"Can the Chief Minister advise the Governor to appoint a person not recommended by any of the constitutional authorities? I see no reason why he cannot, as long as he consults them-the “consultation” being in the manner postulated above. The Chief Minister can recommend a completely different person, other than any of those recommended by any of the constitutional authorities as long as he does not keep them in the dark about the name of the candidate and there is a full and complete disclosure of all relevant facts."
However, the Court also said that the above could be done only if the names as suggested by all the consultees are made known to each and every other consultee.
With respect to the above decision, the Court opined that the facts in the present case are quite the opposite. In Patil J's case, it was observed that there was effective consultation, as all the consultees were aware of his name being suggested for the post.
On the contention that no material was placed before the Chief Justice with regard to BS Patil J's appointment, the Court held that it was unable to agree. The judgment reads,
"The argument of the petitioner stems from this letter. He contends that there is no material placed before the Hon’ble Chief Justice with regard to respondent No.4 that could enable the Hon’ble Chief Justice to take a decision. We are unable to accept such a reasoning. What is stated in the letter dated 14-11-2019 vide Annexure-F, is that there is no material to change the recommendation made earlier. The earlier recommendation made by the Hon’ble Chief Justice is that of Hon’ble Mr.Justice A.N.Venugopala Gowda. The recommendation made by the consultees is that of respondent No.4."
On the same point, the High Court concluded that whether there is any material or not to change the earlier recommendation, has no nexus with the recommendation made by the remaining four consultees.
The Court went on to add that there was absolutely no reference made by the Chief Justice pointing to an ineffective consultation.
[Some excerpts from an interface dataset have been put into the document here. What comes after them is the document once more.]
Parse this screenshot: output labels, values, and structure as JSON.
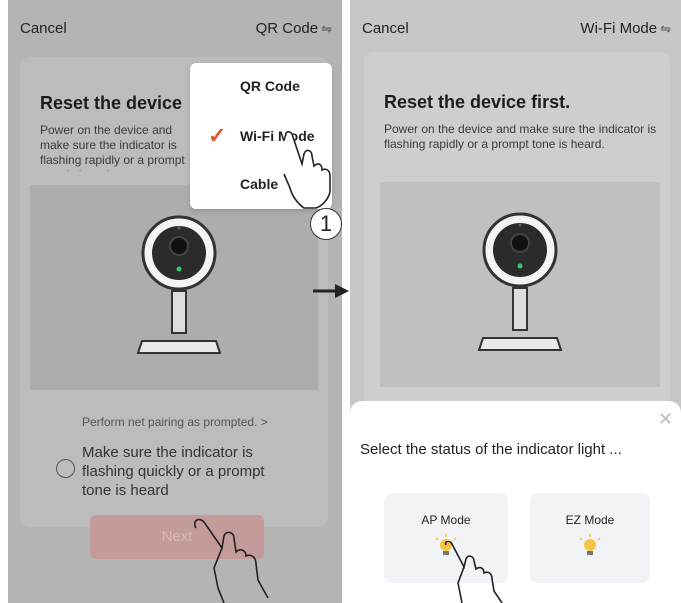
{
  "left": {
    "cancel": "Cancel",
    "mode": "QR Code",
    "title": "Reset the device",
    "desc": "Power on the device and make sure the indicator is flashing rapidly or a prompt tone is heard.",
    "hint": "Perform net pairing as prompted. >",
    "confirm": "Make sure the indicator is flashing quickly or a prompt tone is heard",
    "next": "Next",
    "menu": [
      {
        "label": "QR Code"
      },
      {
        "label": "Wi-Fi Mode"
      },
      {
        "label": "Cable"
      }
    ],
    "step_badge": "1"
  },
  "right": {
    "cancel": "Cancel",
    "mode": "Wi-Fi Mode",
    "title": "Reset the device first.",
    "desc": "Power on the device and make sure the indicator is flashing rapidly or a prompt tone is heard.",
    "sheet": {
      "question": "Select the status of the indicator light ...",
      "options": [
        {
          "label": "AP Mode"
        },
        {
          "label": "EZ Mode"
        }
      ]
    }
  },
  "colors": {
    "check": "#e4572e",
    "next_button": "#c59a9a",
    "led_green": "#2ecc71",
    "bulb": "#f5c542"
  }
}
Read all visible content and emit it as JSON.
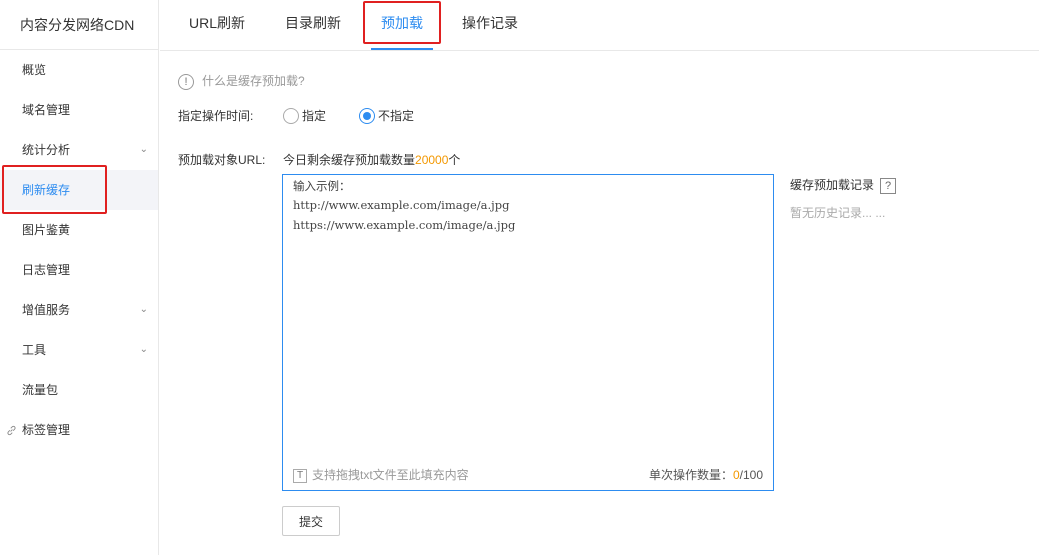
{
  "sidebar": {
    "title": "内容分发网络CDN",
    "items": [
      {
        "label": "概览"
      },
      {
        "label": "域名管理"
      },
      {
        "label": "统计分析",
        "chevron": "⌄"
      },
      {
        "label": "刷新缓存"
      },
      {
        "label": "图片鉴黄"
      },
      {
        "label": "日志管理"
      },
      {
        "label": "增值服务",
        "chevron": "⌄"
      },
      {
        "label": "工具",
        "chevron": "⌄"
      },
      {
        "label": "流量包"
      },
      {
        "label": "标签管理",
        "icon": "🔗"
      }
    ]
  },
  "tabs": [
    {
      "label": "URL刷新"
    },
    {
      "label": "目录刷新"
    },
    {
      "label": "预加载"
    },
    {
      "label": "操作记录"
    }
  ],
  "help": {
    "icon": "!",
    "text": "什么是缓存预加载?"
  },
  "time": {
    "label": "指定操作时间:",
    "options": [
      {
        "label": "指定"
      },
      {
        "label": "不指定"
      }
    ]
  },
  "url": {
    "label": "预加载对象URL:",
    "quota_prefix": "今日剩余缓存预加载数量",
    "quota_value": "20000",
    "quota_suffix": "个",
    "textarea_lines": [
      "输入示例：",
      "http://www.example.com/image/a.jpg",
      "https://www.example.com/image/a.jpg"
    ],
    "drag_icon": "T",
    "drag_hint": "支持拖拽txt文件至此填充内容",
    "count_label": "单次操作数量：",
    "count_value": "0",
    "count_max": "/100"
  },
  "history": {
    "title": "缓存预加载记录",
    "help_icon": "?",
    "empty": "暂无历史记录... ..."
  },
  "submit_label": "提交",
  "colors": {
    "accent": "#2d8cf0",
    "orange": "#f39800",
    "highlight": "#e02020"
  }
}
Therefore, it has to be inferred that the consultation was made to his satisfaction, the Court held.